A book which is quite different from that genre is Canyon of Dreams: The Magic and the Music of Laurel Canyon, by Harvey Kubernik.
I came across this book as a result of watching a YouTube video of poet Stephen Kalinich being interviewed by Harvey Kubernik. That video is well-worth watching, and shows Kalinich as the gentle man he is who is not phased by the rather harsh questioning and direction of Kubernik. Kalinich is also featured on this video, where at 4:20 he’s a little overcome by the emotion of the occasion of dedicating the Beach Boys Historical Monument in Hawthorne. By the way, Kalinich tweets as @starcries and we follow each other.
Checking out the interviewer lead me to Canyon of Dreams.
Canyon of Dreams, which is about the legendary creative community based in and around Laurel Canyon in California may be a fascinating book, but it’s not the easiest of reads due to the number of name-drops. On every page and just about every paragraph, you have to focus your mind on those who are mentioned, and fit them in to your own musical recollections. The book is none the worse for this, though, and in fact it’s an essential part of the work, but it does require a lot of concentration.
Numerous bands, and their members, are detailed, and I was amazed to see how many of them are featured in my own music collection. Laurel Canyon housed a very creative community, comparable to, and surpassing, those of Greenwich Village and Montmartre in previous eras.

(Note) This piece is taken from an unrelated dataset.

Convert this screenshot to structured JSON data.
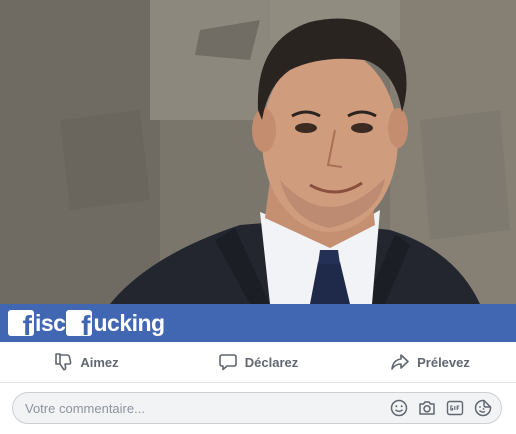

This is a very valuable book for it’s reflections and connections, and I’m enjoying reading it. I’m taking my time, though.
It’s essentially a guided journey through the Canyon and its residents, its jazz and hipster beginnings, its players, its movie-people, its hangers-on, its connections, its creative people, its actions and hangouts, its bad boys, its cars, bars and clubs, its session players and the nearby recording studios.
The list of names mentioned is long. You will know many and others you may not, but Kubernik places them all in context – who lived where, who passed through, who played with whom, who hungout where and when. Natalie Wood, Dennis Hopper, Carmen Dragon, Terry Morel, Don Randi, Ricky Nelson, Sonnny & Cher, Lenny Bruce, Lou Adler, Jackie DeShannon, Russ Titelman, Glen Campbell, Van Dyke Parks, David Anderle, Danny Hutton, Denny Doherty, Rudolf Friml, Jack Nicholson, Brian Wilson, Chris Darrow, Lowell George, Jack Nitzsche, Frank Zappa, the photographer Henry Diltz, Stephen Stills, Peter Tork (here’s a picture of his party house, in Laurel Canyon), Barry McGuire, Mama Cass, the artist Ed Kienholz, Mark Volman, Howard Kaylan, Johnny Echols, Chris Hillman, Roger Mcguinn, Neil Young, Randy Sterling, Terry Melcher, Robby Krieger, the photographer Nurit Wilde, Jackson Browne, Micky Dolenz, Richie Furay, broadcaster Ron Jacobs, Donovan, P.F. Sloan, Fito de la Parra, and many, many more.
“The Canyon was not just a spiritual escape; it provided its own means of earthly propulsion.”
If you want even more on the Canyon, there’s Inside The LC: The Strange but Mostly True Story of Laurel Canyon and the Birth of the Hippie Generation.